UK-specification RS4s are available in four distinct trim levels: basic, Carbon Sport and Vorsprung, with the hardcore Competition variant limited to just 75 units on our shores. These models collate different equipment combinations into individual models that do away with most single-option choices or option packages – an increasingly common occurrence to more easily comply with the new WLTP regulations. All RS4s are well equipped, but prices have gone up slightly starting with the £67,465 basic model. It does feature things like a sports exhaust, sports suspension, Audi’s Sport rear differential and 19-inch wheels. On top of this is a host of convenience features such as Matrix LED headlights, Nappa leather sports seats, full navigation and a virtual cockpit.
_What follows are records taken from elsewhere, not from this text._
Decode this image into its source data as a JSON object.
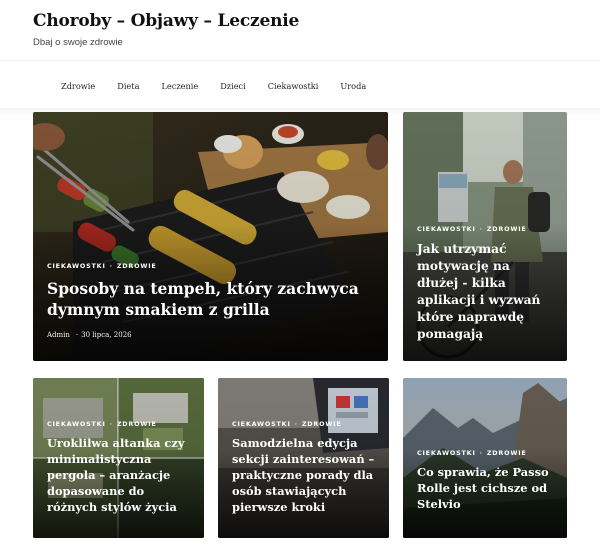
{
  "header": {
    "site_title": "Choroby – Objawy – Leczenie",
    "tagline": "Dbaj o swoje zdrowie"
  },
  "nav": {
    "items": [
      {
        "label": "Zdrowie"
      },
      {
        "label": "Dieta"
      },
      {
        "label": "Leczenie"
      },
      {
        "label": "Dzieci"
      },
      {
        "label": "Ciekawostki"
      },
      {
        "label": "Uroda"
      }
    ]
  },
  "posts": [
    {
      "categories": [
        "CIEKAWOSTKI",
        "ZDROWIE"
      ],
      "title": "Sposoby na tempeh, który zachwyca dymnym smakiem z grilla",
      "author": "Admin",
      "date": "30 lipca, 2026",
      "image": "grill-skewers-photo"
    },
    {
      "categories": [
        "CIEKAWOSTKI",
        "ZDROWIE"
      ],
      "title": "Jak utrzymać motywację na dłużej - kilka aplikacji i wyzwań które naprawdę pomagają",
      "image": "cyclist-city-photo"
    },
    {
      "categories": [
        "CIEKAWOSTKI",
        "ZDROWIE"
      ],
      "title": "Uroklilwa altanka czy minimalistyczna pergola – aranżacje dopasowane do różnych stylów życia",
      "image": "garden-collage-photo"
    },
    {
      "categories": [
        "CIEKAWOSTKI",
        "ZDROWIE"
      ],
      "title": "Samodzielna edycja sekcji zainteresowań – praktyczne porady dla osób stawiających pierwsze kroki",
      "image": "laptop-desk-photo"
    },
    {
      "categories": [
        "CIEKAWOSTKI",
        "ZDROWIE"
      ],
      "title": "Co sprawia, że Passo Rolle jest cichsze od Stelvio",
      "image": "mountain-pass-photo"
    }
  ]
}
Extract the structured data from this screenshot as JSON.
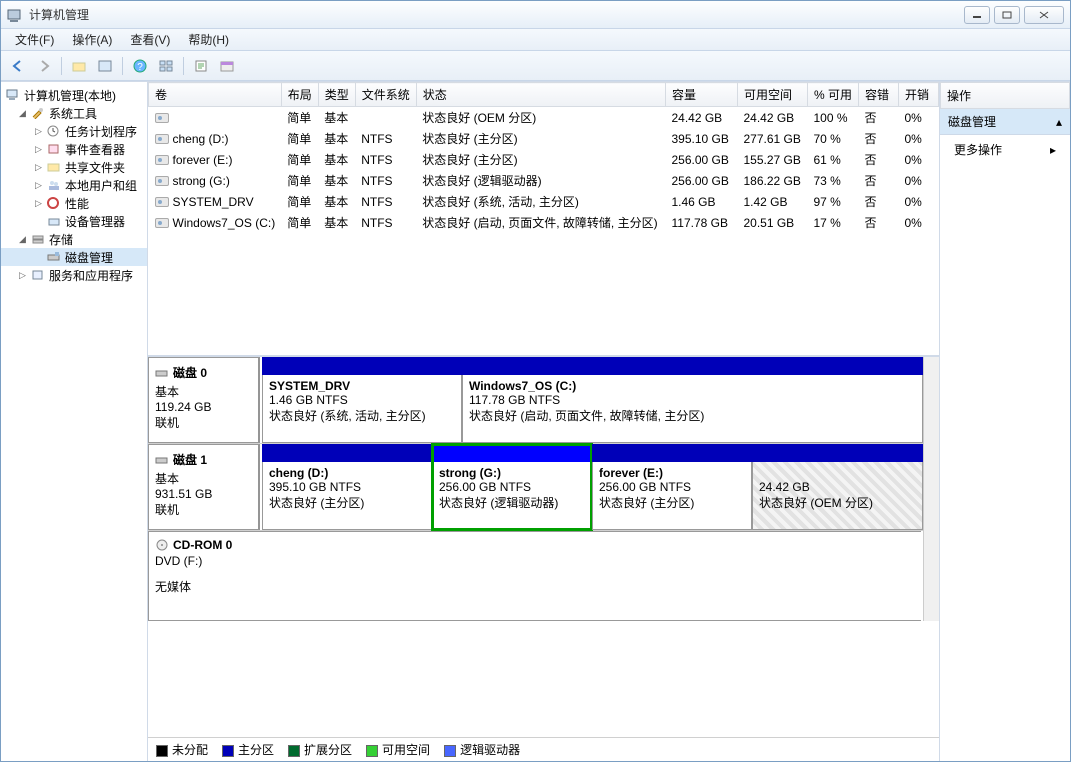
{
  "window": {
    "title": "计算机管理"
  },
  "menu": {
    "file": "文件(F)",
    "action": "操作(A)",
    "view": "查看(V)",
    "help": "帮助(H)"
  },
  "tree": {
    "root": "计算机管理(本地)",
    "system_tools": "系统工具",
    "task_scheduler": "任务计划程序",
    "event_viewer": "事件查看器",
    "shared_folders": "共享文件夹",
    "local_users": "本地用户和组",
    "performance": "性能",
    "device_manager": "设备管理器",
    "storage": "存储",
    "disk_management": "磁盘管理",
    "services_apps": "服务和应用程序"
  },
  "columns": {
    "volume": "卷",
    "layout": "布局",
    "type": "类型",
    "filesystem": "文件系统",
    "status": "状态",
    "capacity": "容量",
    "free": "可用空间",
    "pct_free": "% 可用",
    "fault": "容错",
    "overhead": "开销"
  },
  "volumes": [
    {
      "name": "",
      "layout": "简单",
      "type": "基本",
      "fs": "",
      "status": "状态良好 (OEM 分区)",
      "capacity": "24.42 GB",
      "free": "24.42 GB",
      "pct": "100 %",
      "fault": "否",
      "overhead": "0%"
    },
    {
      "name": "cheng (D:)",
      "layout": "简单",
      "type": "基本",
      "fs": "NTFS",
      "status": "状态良好 (主分区)",
      "capacity": "395.10 GB",
      "free": "277.61 GB",
      "pct": "70 %",
      "fault": "否",
      "overhead": "0%"
    },
    {
      "name": "forever (E:)",
      "layout": "简单",
      "type": "基本",
      "fs": "NTFS",
      "status": "状态良好 (主分区)",
      "capacity": "256.00 GB",
      "free": "155.27 GB",
      "pct": "61 %",
      "fault": "否",
      "overhead": "0%"
    },
    {
      "name": "strong (G:)",
      "layout": "简单",
      "type": "基本",
      "fs": "NTFS",
      "status": "状态良好 (逻辑驱动器)",
      "capacity": "256.00 GB",
      "free": "186.22 GB",
      "pct": "73 %",
      "fault": "否",
      "overhead": "0%"
    },
    {
      "name": "SYSTEM_DRV",
      "layout": "简单",
      "type": "基本",
      "fs": "NTFS",
      "status": "状态良好 (系统, 活动, 主分区)",
      "capacity": "1.46 GB",
      "free": "1.42 GB",
      "pct": "97 %",
      "fault": "否",
      "overhead": "0%"
    },
    {
      "name": "Windows7_OS (C:)",
      "layout": "简单",
      "type": "基本",
      "fs": "NTFS",
      "status": "状态良好 (启动, 页面文件, 故障转储, 主分区)",
      "capacity": "117.78 GB",
      "free": "20.51 GB",
      "pct": "17 %",
      "fault": "否",
      "overhead": "0%"
    }
  ],
  "disks": {
    "disk0": {
      "label": "磁盘 0",
      "type": "基本",
      "size": "119.24 GB",
      "status": "联机",
      "parts": [
        {
          "title": "SYSTEM_DRV",
          "line2": "1.46 GB NTFS",
          "line3": "状态良好 (系统, 活动, 主分区)"
        },
        {
          "title": "Windows7_OS   (C:)",
          "line2": "117.78 GB NTFS",
          "line3": "状态良好 (启动, 页面文件, 故障转储, 主分区)"
        }
      ]
    },
    "disk1": {
      "label": "磁盘 1",
      "type": "基本",
      "size": "931.51 GB",
      "status": "联机",
      "parts": [
        {
          "title": "cheng   (D:)",
          "line2": "395.10 GB NTFS",
          "line3": "状态良好 (主分区)"
        },
        {
          "title": "strong   (G:)",
          "line2": "256.00 GB NTFS",
          "line3": "状态良好 (逻辑驱动器)"
        },
        {
          "title": "forever   (E:)",
          "line2": "256.00 GB NTFS",
          "line3": "状态良好 (主分区)"
        },
        {
          "title": "",
          "line2": "24.42 GB",
          "line3": "状态良好 (OEM 分区)"
        }
      ]
    },
    "cdrom": {
      "label": "CD-ROM 0",
      "line2": "DVD (F:)",
      "line3": "无媒体"
    }
  },
  "legend": {
    "unalloc": "未分配",
    "primary": "主分区",
    "extended": "扩展分区",
    "free": "可用空间",
    "logical": "逻辑驱动器"
  },
  "actions": {
    "header": "操作",
    "disk_mgmt": "磁盘管理",
    "more": "更多操作"
  }
}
Next up at £73,865, Carbon Black models add predominantly aesthetic elements finished in... well you can guess. Carbonfibre is liberally applied to sections within both front and rear bumpers, side skirts and interior trim finishes. The window surrounds, badges, mirror caps and roof rails are themselves finished in black for the full stealth look, set off with a set of black-painted 20-inch wheels.
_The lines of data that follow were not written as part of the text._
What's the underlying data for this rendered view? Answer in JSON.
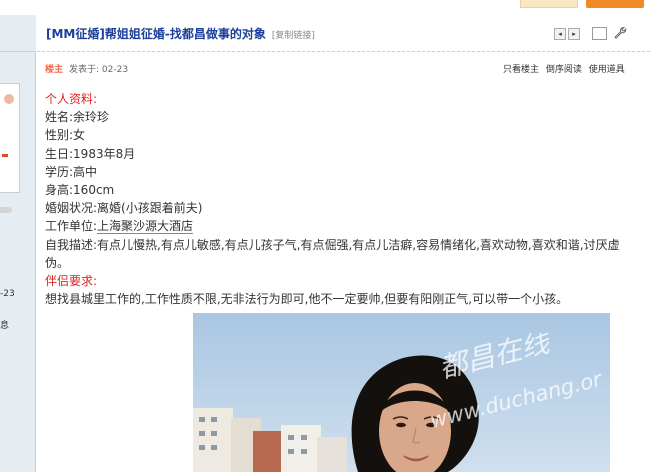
{
  "sidebar": {
    "date_fragment": "-23",
    "info_fragment": "息"
  },
  "post": {
    "title": "[MM征婚]帮姐姐征婚-找都昌做事的对象",
    "copy_link": "[复制链接]",
    "nav_prev": "◂",
    "nav_next": "▸",
    "author_badge": "楼主",
    "posted_at": "发表于: 02-23",
    "actions": "只看楼主 倒序阅读 使用道具"
  },
  "body": {
    "profile_heading": "个人资料:",
    "name": "姓名:余玲珍",
    "gender": "性别:女",
    "birthday": "生日:1983年8月",
    "education": "学历:高中",
    "height": "身高:160cm",
    "marital": "婚姻状况:离婚(小孩跟着前夫)",
    "work_prefix": "工作单位:",
    "work_place": "上海聚沙源大酒店",
    "self_desc": "自我描述:有点儿慢热,有点儿敏感,有点儿孩子气,有点倔强,有点儿洁癖,容易情绪化,喜欢动物,喜欢和谐,讨厌虚伪。",
    "partner_heading": "伴侣要求:",
    "partner_req": "想找县城里工作的,工作性质不限,无非法行为即可,他不一定要帅,但要有阳刚正气,可以带一个小孩。"
  },
  "photo": {
    "watermark_cn": "都昌在线",
    "watermark_url": "www.duchang.or"
  },
  "colors": {
    "title_blue": "#1b3f9c",
    "heading_red": "#e02222",
    "author_orange": "#f26c4f",
    "accent_orange": "#f08a24",
    "sidebar_bg": "#e5edf2"
  }
}
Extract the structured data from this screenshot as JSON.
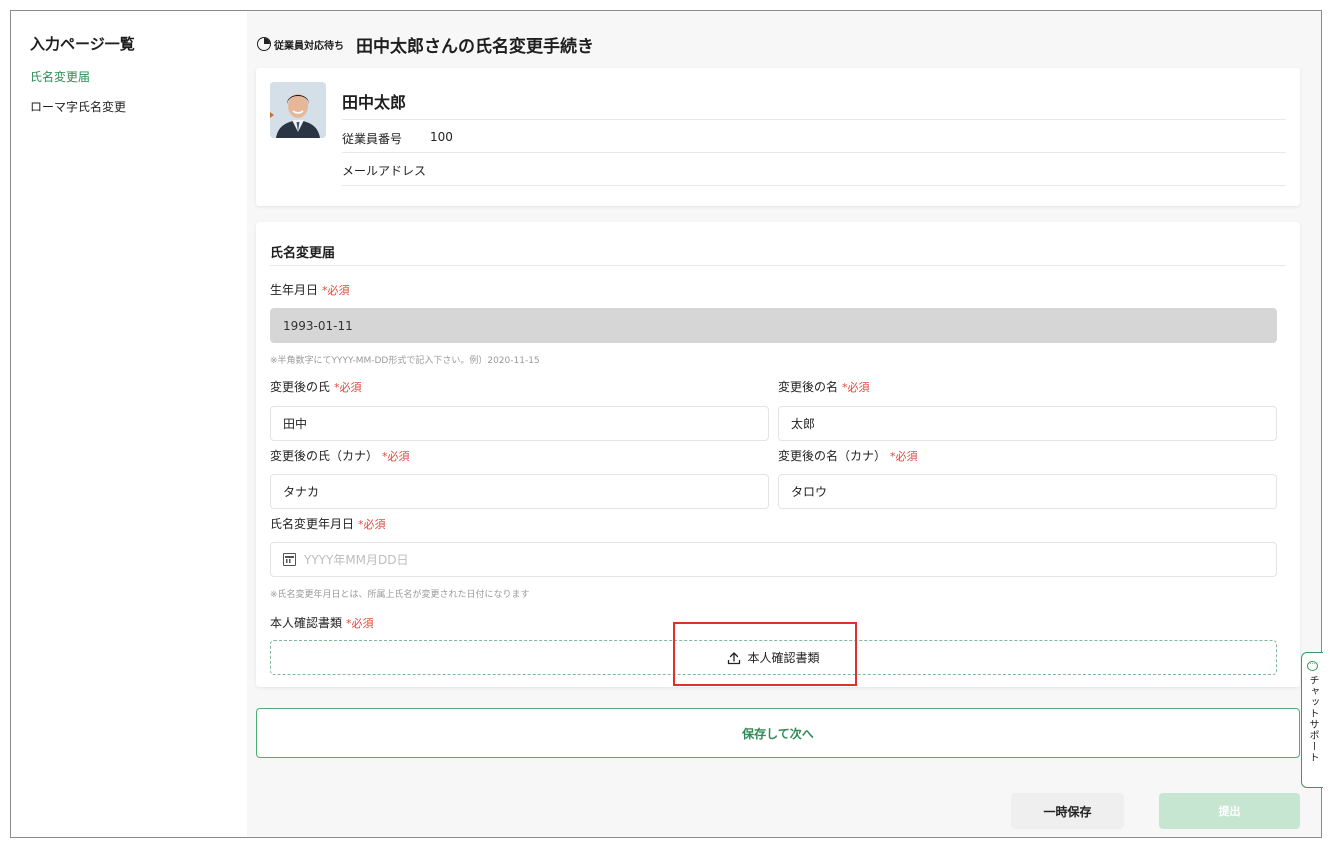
{
  "sidebar": {
    "title": "入力ページ一覧",
    "items": [
      {
        "label": "氏名変更届",
        "active": true
      },
      {
        "label": "ローマ字氏名変更",
        "active": false
      }
    ]
  },
  "header": {
    "status": "従業員対応待ち",
    "title": "田中太郎さんの氏名変更手続き"
  },
  "profile": {
    "name": "田中太郎",
    "employee_number_label": "従業員番号",
    "employee_number": "100",
    "email_label": "メールアドレス",
    "email": ""
  },
  "form": {
    "section_title": "氏名変更届",
    "required_text": "*必須",
    "birthdate": {
      "label": "生年月日",
      "value": "1993-01-11",
      "hint": "※半角数字にてYYYY-MM-DD形式で記入下さい。例）2020-11-15"
    },
    "last_name": {
      "label": "変更後の氏",
      "value": "田中"
    },
    "first_name": {
      "label": "変更後の名",
      "value": "太郎"
    },
    "last_name_kana": {
      "label": "変更後の氏（カナ）",
      "value": "タナカ"
    },
    "first_name_kana": {
      "label": "変更後の名（カナ）",
      "value": "タロウ"
    },
    "change_date": {
      "label": "氏名変更年月日",
      "placeholder": "YYYY年MM月DD日",
      "hint": "※氏名変更年月日とは、所属上氏名が変更された日付になります"
    },
    "id_document": {
      "label": "本人確認書類",
      "upload_label": "本人確認書類"
    }
  },
  "buttons": {
    "save_next": "保存して次へ",
    "temp_save": "一時保存",
    "submit": "提出"
  },
  "chat": {
    "label": "チャットサポート"
  },
  "colors": {
    "accent": "#2e8b57",
    "required": "#e0483e",
    "highlight": "#e0302a",
    "submit_disabled": "#c6e6d2"
  }
}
For the fully loaded Vorsprung model you’ll need to spring a hefty £85,065. Oddly, most of the carbon trim is replaced with gloss black in the Vorsprung, but in its place is a huge spread of extra features, including an RS Sports exhaust, Dynamic Ride Control suspension (we’ll get into detail of this later), dynamic steering and a raised 174mph top speed. It’s also packed with more convenience options such as a panoramic sunroof, B&O sound system, multi-coloured ambient lighting, a head-up display and all the active safety you could ever want (to inevitably switch off).
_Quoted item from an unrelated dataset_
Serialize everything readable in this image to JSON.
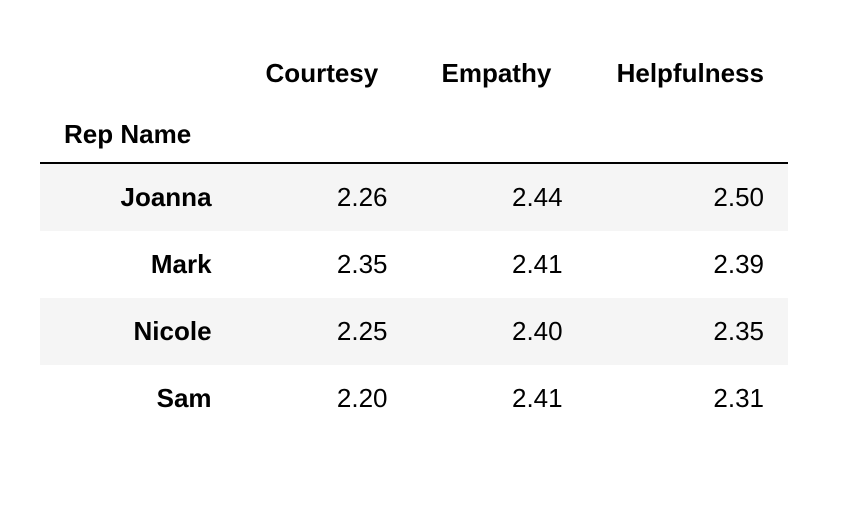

The limited-edition Competition actually undercuts the Vorsprung by £465, but its mechanical specification is much more serious. There's no extra power, but unique three-way adjustable coilovers come as standard, along with stiffer anti-roll bars and a 10mm ride height drop. The Competition's ride height can be manually lowered by a further 10mm, and forged 20-inch alloy wheels and carbon-ceramic brakes are fitted in tandem with the suspension upgrades. The Competition's chassis electronics, from the Dynamic Steering system to the Sport Differential calibration, have been optimised, too.
Outside of these trim levels, you can specify carbon ceramic brakes at £6150, plus a more vocal RS Sports Exhaust system for £1250 and excellent DRC suspension upgrade for £2000, both of which are standard on the top-spec Vorsprung. If red brake calipers on the standard steel brakes are your thing, they're also available for £460.
If you're interested in anything sporty and spacious, BMW's new M3 Touring would not have passed your conscientiousness. The long-awaited model is a direct rival to the RS4, and despite its more practical mantra will likely channel the M3 Competition's extreme performance without much in the way of compromise. All will be xDrive all-wheel drive, creating yet one more correlation between M3 and RS4. Mercedes-AMG's C63 S estate is no longer available in its current V8-powered state, but a replacement is just around the corner. It is worth noting, however, that AMG's gone in a different direction by making its new C63 S a four-cylinder hybrid. When it does arrive, it'll have some big shoes to fill, and indeed some big rivals to beat.
Looking away from small estates, things get even more complicated, as the BMW M3 and Alfa Romeo Giulia Quadrifoglio make far more convincing compact executive sports models than both the Merc and the Audi. While neither BMW nor Alfa have a direct family oriented model, both do have SUV alternatives. The BMW X3 M is much improved to its inital form, but the Stelvio Quadrifoglio is the better handling SUV, although not to the point of it being a worthy replacement for the Giulia saloon.